So it seems to me that the aim of this congress should be to bring to the notice of the various governments, by our final resolution here and by our daily activities at home, the concrete wishes of the peoples; to demand that these powers which have assumed responsibility for the world whether we like it or not should defer to the will of the peoples; to obtain a complete reorientation of International negotiations. Can we say that we are approaching these objectives? No, far from that, for it's a long-term Job, one that we have not really yet begun. But begin we shall, and we shall go through to the final objective.
Many of us have come to this congress as delegates of divers organisations or with the mandate of a political party, others with no mandate whatever. But all of us, all those who give their approval to the final resolution, will consider themselves on their return as bearing the man-dale of the congress. The congress should be our conscious collective will, and in the name of this will upon our return to our many countries we shall find ourselves with new obligations to fulfill and new tasks to perform. It is to be hoped that this year's Congress will at last bring a positive solution which the governments will take account of. That is my ardent hope, but we should not hide ourselves the fact that we are still a minority in our countries. I know personally many very honest people who should be here alongside us, but who are not. Why is this? From pessimism, from resignation, and because they have been made to feel that the Congress is a manoeuvre. In short, they have not put their trust in it and as I have said, it is mistrust that leads to war.
The geographical divisions of which Germany is today in danger of dying is with us an invisible social division, but it's the same thing, a sort of impenetrable vacuum separating one half of the nation from the other. This abstract separation causes us to treat our cousin or our neighbour not as a cousin or as a neighbour, but as an enemy cut off from us by a line of fire. This distance has been created without trenches and cannons, but there is nonetheless a no man's land dividing the people of France. And this no man's land, the result of three years of cold war, is each day helping to make our countries factors for war instead of the factors for peace that they should be. For this reason, one of the essential aims of our Congress should be and shall be to cause these men of goodwill bitterly to regret not having come to Vienna. They "must say among themselves, "We wanted peace, yet when a group of sincere men came together to try to make peace we were not there." When these regrets shall have melted away a Utile of their mistrust and their fear, this no man's land, or in other words anti-Communism, shall have been rolled back a little further, and we [unclear: shall] be able to say that in the cours of our work for peace on an International scale we have helped to bring reconciliation at home.

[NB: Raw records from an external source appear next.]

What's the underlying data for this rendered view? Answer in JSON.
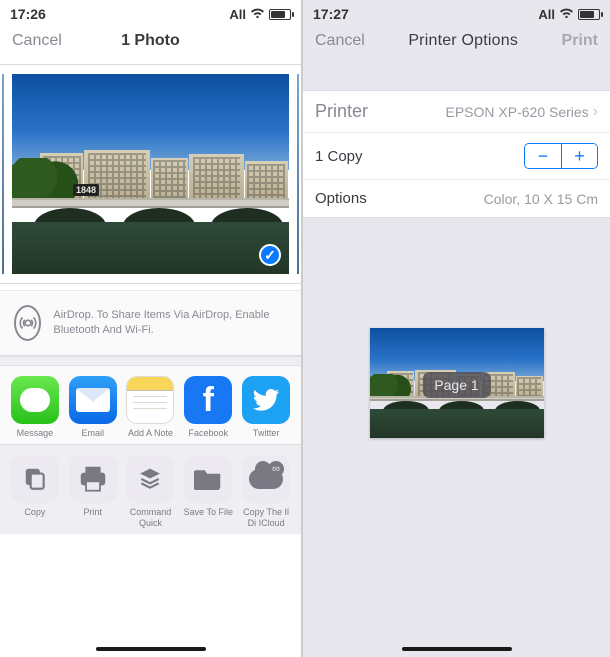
{
  "left": {
    "status": {
      "time": "17:26",
      "carrier": "All"
    },
    "nav": {
      "cancel": "Cancel",
      "title": "1 Photo"
    },
    "photo": {
      "date": "1848"
    },
    "airdrop": {
      "title": "AirDrop.",
      "desc": "To Share Items Via AirDrop, Enable Bluetooth And Wi-Fi."
    },
    "share": [
      {
        "name": "messages",
        "label": "Message"
      },
      {
        "name": "email",
        "label": "Email"
      },
      {
        "name": "notes",
        "label": "Add A Note"
      },
      {
        "name": "facebook",
        "label": "Facebook"
      },
      {
        "name": "twitter",
        "label": "Twitter"
      }
    ],
    "actions": [
      {
        "name": "copy",
        "label": "Copy"
      },
      {
        "name": "print",
        "label": "Print"
      },
      {
        "name": "command-quick",
        "label": "Command Quick"
      },
      {
        "name": "save-to-file",
        "label": "Save To File"
      },
      {
        "name": "copy-icloud",
        "label": "Copy The Il Di ICloud"
      }
    ]
  },
  "right": {
    "status": {
      "time": "17:27",
      "carrier": "All"
    },
    "nav": {
      "cancel": "Cancel",
      "title": "Printer Options",
      "print": "Print"
    },
    "rows": {
      "printer_key": "Printer",
      "printer_val": "EPSON XP-620 Series",
      "copies_key": "1 Copy",
      "options_key": "Options",
      "options_val": "Color, 10 X 15 Cm"
    },
    "preview": {
      "page_label": "Page 1"
    }
  }
}
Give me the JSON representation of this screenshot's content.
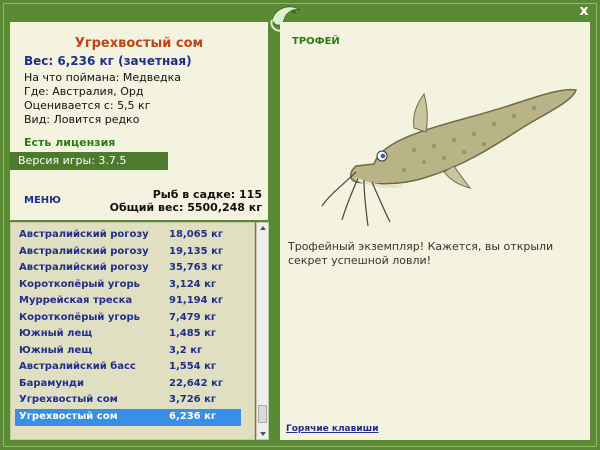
{
  "window": {
    "close_label": "x"
  },
  "info": {
    "fish_name": "Угрехвостый сом",
    "weight_line": "Вес: 6,236 кг (зачетная)",
    "lines": [
      "На что поймана: Медведка",
      "Где: Австралия, Орд",
      "Оценивается с: 5,5 кг",
      "Вид: Ловится редко"
    ],
    "license": "Есть лицензия",
    "version": "Версия игры: 3.7.5"
  },
  "menu": {
    "label": "МЕНЮ",
    "keep_count": "Рыб в садке: 115",
    "total_weight": "Общий вес: 5500,248 кг"
  },
  "catch_list": [
    {
      "name": "Австралийский рогозу...",
      "weight": "18,065 кг"
    },
    {
      "name": "Австралийский рогозу...",
      "weight": "19,135 кг"
    },
    {
      "name": "Австралийский рогозу...",
      "weight": "35,763 кг"
    },
    {
      "name": "Короткопёрый угорь",
      "weight": "3,124 кг"
    },
    {
      "name": "Муррейская треска",
      "weight": "91,194 кг"
    },
    {
      "name": "Короткопёрый угорь",
      "weight": "7,479 кг"
    },
    {
      "name": "Южный лещ",
      "weight": "1,485 кг"
    },
    {
      "name": "Южный лещ",
      "weight": "3,2 кг"
    },
    {
      "name": "Австралийский басс",
      "weight": "1,554 кг"
    },
    {
      "name": "Барамунди",
      "weight": "22,642 кг"
    },
    {
      "name": "Угрехвостый сом",
      "weight": "3,726 кг"
    },
    {
      "name": "Угрехвостый сом",
      "weight": "6,236 кг"
    }
  ],
  "selected_index": 11,
  "trophy": {
    "title": "ТРОФЕЙ",
    "text": "Трофейный экземпляр! Кажется, вы открыли секрет успешной ловли!",
    "hotkeys": "Горячие клавиши"
  }
}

Today we are still a minority, but at the next Congress we shall perhaps be the representatives of the majority in our country.